US6858441 *Sep 4, 2002Feb 22, 2005Infineon Technologies AgMRAM MTJ stack to conductive line alignment method
US6979526Jun 3, 2002Dec 27, 2005Infineon Technologies AgLithography alignment and overlay measurement marks formed by resist mask blocking for MRAMs
US7442624Aug 2, 2004Oct 28, 2008Infineon Technologies AgDeep alignment marks on edge chips for subsequent alignment of opaque layers
US7449790Aug 26, 2004Nov 11, 2008Hitachi Global Storage Technologies, Inc.Methods and systems of enhancing stepper alignment signals and metrology alignment target signals
US7838386 *Sep 23, 2008Nov 23, 2010Taiwan Semiconductor Manufacturing Company, Ltd.Method and system for patterning alignment marks on a transparent substrate
US8071276 *Dec 10, 2009Dec 6, 2011Hon Hai Precision Industry Co., Ltd.Method for making alignment mark on substrate
US8283792Dec 12, 2007Oct 9, 2012Hitachi Global Storage Technologies, Netherlands B.V.Methods and systems for forming an alignment mark with optically mismatched alignment mark stack materials
US20100320613 *Aug 11, 2010Dec 23, 2010Infineon Technologies AgIntegrated circuit arrangement with an auxiliary indentation, particularly with aligning marks
WO2004023551A1 *Aug 25, 2003Mar 18, 2004Infineon Technologies AgMram mtj stack to conductive line alignment method
Classifications
U.S. Classification438/401, 257/E23.179, 257/E21.548
International ClassificationH01L21/762, H01L23/544, G03F9/00
Cooperative ClassificationH01L2223/54426, H01L23/544, H01L21/76229, H01L2223/54453, G03F9/7076
European ClassificationG03F9/70K2, H01L21/762C4, H01L23/544
Legal Events
DateCodeEventDescription
Oct 7, 2004ASAssignment
Owner name: INFINEON TECHNOLOGIES AG, GERMANY
Free format text: ASSIGNMENT OF ASSIGNORS INTEREST;ASSIGNOR:INFINEON TECHNOLOGIES NORTH AMERICA CORP.;REEL/FRAME:015225/0687
Effective date: 20041007
Feb 22, 2002ASAssignment
Owner name: INFINEON TECHNOLOGIES NORTH AMERICA CORP., CALIFOR

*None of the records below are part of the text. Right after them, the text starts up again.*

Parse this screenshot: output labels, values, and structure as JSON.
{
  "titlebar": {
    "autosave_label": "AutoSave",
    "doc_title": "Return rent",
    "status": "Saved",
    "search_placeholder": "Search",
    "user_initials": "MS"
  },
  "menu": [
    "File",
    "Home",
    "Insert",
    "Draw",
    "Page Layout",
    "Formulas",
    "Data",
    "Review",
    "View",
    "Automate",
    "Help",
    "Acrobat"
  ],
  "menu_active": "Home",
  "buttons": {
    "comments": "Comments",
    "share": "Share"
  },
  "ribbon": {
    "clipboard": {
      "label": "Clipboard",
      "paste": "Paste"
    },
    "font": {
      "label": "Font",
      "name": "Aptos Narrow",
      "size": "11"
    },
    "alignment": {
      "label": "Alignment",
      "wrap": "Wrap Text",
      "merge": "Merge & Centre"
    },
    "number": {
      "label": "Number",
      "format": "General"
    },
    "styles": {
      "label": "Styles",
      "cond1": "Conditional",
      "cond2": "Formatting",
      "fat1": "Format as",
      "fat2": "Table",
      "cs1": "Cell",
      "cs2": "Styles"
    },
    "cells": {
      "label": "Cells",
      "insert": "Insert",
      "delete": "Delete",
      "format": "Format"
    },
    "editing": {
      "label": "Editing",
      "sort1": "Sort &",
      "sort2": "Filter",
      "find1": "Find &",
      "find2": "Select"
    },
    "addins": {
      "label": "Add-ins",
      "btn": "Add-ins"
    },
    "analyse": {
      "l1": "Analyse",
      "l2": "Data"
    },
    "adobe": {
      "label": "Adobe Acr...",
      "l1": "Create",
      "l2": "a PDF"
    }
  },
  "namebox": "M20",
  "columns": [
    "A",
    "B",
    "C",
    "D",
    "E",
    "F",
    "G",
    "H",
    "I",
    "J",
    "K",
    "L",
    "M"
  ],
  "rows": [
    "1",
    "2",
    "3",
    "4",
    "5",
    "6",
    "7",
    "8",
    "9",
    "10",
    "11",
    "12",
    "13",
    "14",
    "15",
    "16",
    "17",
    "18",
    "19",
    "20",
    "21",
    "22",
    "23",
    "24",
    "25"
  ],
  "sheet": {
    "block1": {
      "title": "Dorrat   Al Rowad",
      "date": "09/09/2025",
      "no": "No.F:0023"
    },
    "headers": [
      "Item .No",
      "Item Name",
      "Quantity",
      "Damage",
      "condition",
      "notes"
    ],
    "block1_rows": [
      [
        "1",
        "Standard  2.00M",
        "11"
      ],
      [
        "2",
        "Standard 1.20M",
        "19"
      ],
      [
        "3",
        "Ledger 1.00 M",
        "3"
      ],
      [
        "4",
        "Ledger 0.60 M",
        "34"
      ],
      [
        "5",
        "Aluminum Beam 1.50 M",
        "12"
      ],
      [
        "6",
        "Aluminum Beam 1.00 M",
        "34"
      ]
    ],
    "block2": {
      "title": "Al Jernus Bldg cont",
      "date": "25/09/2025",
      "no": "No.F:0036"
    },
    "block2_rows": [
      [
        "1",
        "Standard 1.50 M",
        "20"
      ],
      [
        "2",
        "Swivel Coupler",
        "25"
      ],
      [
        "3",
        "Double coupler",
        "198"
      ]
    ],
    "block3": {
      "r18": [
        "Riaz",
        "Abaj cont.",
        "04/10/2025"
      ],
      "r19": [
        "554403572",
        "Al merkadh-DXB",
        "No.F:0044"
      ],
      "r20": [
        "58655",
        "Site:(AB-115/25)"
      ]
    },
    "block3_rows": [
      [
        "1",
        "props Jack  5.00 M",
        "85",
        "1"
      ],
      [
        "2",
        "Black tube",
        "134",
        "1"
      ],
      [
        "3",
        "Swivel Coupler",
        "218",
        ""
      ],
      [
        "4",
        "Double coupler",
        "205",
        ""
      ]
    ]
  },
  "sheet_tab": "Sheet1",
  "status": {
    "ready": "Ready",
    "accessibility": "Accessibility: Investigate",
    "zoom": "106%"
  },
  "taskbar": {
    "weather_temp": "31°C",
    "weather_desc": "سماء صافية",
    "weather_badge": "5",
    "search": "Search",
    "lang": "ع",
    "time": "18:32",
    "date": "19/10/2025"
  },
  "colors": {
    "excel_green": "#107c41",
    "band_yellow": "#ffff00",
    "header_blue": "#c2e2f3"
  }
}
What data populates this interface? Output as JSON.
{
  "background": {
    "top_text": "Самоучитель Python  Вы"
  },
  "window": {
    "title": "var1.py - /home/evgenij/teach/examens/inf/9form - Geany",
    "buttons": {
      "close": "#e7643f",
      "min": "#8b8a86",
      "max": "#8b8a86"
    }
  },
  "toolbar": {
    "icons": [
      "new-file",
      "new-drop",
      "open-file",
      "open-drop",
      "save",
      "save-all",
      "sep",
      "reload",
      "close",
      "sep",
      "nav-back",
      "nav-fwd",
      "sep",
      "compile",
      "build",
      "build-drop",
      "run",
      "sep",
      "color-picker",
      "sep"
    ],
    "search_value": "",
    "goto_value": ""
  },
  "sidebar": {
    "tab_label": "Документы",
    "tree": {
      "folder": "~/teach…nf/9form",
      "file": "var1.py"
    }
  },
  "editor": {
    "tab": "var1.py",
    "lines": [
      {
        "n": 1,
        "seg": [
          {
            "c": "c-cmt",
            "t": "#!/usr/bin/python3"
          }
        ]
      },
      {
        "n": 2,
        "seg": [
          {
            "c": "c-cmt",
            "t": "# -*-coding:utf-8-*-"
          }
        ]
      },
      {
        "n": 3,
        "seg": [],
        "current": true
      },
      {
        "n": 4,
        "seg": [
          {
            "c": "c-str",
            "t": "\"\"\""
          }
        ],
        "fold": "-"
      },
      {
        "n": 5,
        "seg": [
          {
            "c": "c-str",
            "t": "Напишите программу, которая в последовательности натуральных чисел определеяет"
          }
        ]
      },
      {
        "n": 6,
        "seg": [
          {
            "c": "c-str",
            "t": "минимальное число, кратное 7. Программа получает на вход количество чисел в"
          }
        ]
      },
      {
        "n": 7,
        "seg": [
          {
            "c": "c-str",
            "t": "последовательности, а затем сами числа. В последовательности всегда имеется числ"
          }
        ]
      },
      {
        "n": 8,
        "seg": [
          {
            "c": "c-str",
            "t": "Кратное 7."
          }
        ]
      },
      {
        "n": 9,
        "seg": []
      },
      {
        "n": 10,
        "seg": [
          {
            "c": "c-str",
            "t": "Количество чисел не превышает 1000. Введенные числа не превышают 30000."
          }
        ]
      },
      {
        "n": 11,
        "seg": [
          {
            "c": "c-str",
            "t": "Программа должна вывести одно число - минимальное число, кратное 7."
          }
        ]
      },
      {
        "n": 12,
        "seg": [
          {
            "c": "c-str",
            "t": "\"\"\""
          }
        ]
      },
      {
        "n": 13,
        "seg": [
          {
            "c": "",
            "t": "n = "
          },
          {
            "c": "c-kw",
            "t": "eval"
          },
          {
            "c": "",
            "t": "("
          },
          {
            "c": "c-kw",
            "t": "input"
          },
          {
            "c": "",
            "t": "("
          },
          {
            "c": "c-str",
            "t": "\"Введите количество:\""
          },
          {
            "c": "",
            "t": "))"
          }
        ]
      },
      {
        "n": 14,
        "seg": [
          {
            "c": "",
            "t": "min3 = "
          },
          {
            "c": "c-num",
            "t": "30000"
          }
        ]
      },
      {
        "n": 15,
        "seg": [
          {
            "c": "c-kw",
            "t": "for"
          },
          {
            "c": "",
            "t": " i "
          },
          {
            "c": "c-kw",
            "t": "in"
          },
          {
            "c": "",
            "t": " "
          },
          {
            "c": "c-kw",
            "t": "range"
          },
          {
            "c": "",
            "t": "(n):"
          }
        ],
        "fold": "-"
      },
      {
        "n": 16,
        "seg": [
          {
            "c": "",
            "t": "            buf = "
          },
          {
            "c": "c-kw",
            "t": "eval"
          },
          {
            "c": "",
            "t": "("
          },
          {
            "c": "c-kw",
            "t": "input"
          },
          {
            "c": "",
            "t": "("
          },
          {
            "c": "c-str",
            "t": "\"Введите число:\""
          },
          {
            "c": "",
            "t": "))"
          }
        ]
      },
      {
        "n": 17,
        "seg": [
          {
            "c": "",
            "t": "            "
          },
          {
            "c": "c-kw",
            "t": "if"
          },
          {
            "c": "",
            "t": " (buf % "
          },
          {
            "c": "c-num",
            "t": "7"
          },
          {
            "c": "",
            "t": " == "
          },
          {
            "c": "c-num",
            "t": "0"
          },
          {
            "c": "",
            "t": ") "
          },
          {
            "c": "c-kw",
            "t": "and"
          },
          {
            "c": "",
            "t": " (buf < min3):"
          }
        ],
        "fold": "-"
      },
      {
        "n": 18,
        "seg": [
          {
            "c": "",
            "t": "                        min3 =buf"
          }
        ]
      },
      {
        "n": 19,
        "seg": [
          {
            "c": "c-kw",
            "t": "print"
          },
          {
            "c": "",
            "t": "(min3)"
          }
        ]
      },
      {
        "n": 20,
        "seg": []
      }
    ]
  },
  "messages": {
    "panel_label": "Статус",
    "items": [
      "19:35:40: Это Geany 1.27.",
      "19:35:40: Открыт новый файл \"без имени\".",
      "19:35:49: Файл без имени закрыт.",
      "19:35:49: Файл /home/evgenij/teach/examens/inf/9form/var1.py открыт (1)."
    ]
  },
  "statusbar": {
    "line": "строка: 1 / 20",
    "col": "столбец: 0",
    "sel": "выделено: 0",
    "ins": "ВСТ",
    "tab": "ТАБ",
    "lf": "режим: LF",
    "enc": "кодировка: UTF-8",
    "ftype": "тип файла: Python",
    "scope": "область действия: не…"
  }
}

Free format text: ASSIGNMENT OF ASSIGNORS INTEREST;ASSIGNORS:SCHROEDER, UWE PAUL;MONO, TOBIAS;REEL/FRAME:012643/0822
Effective date: 20020131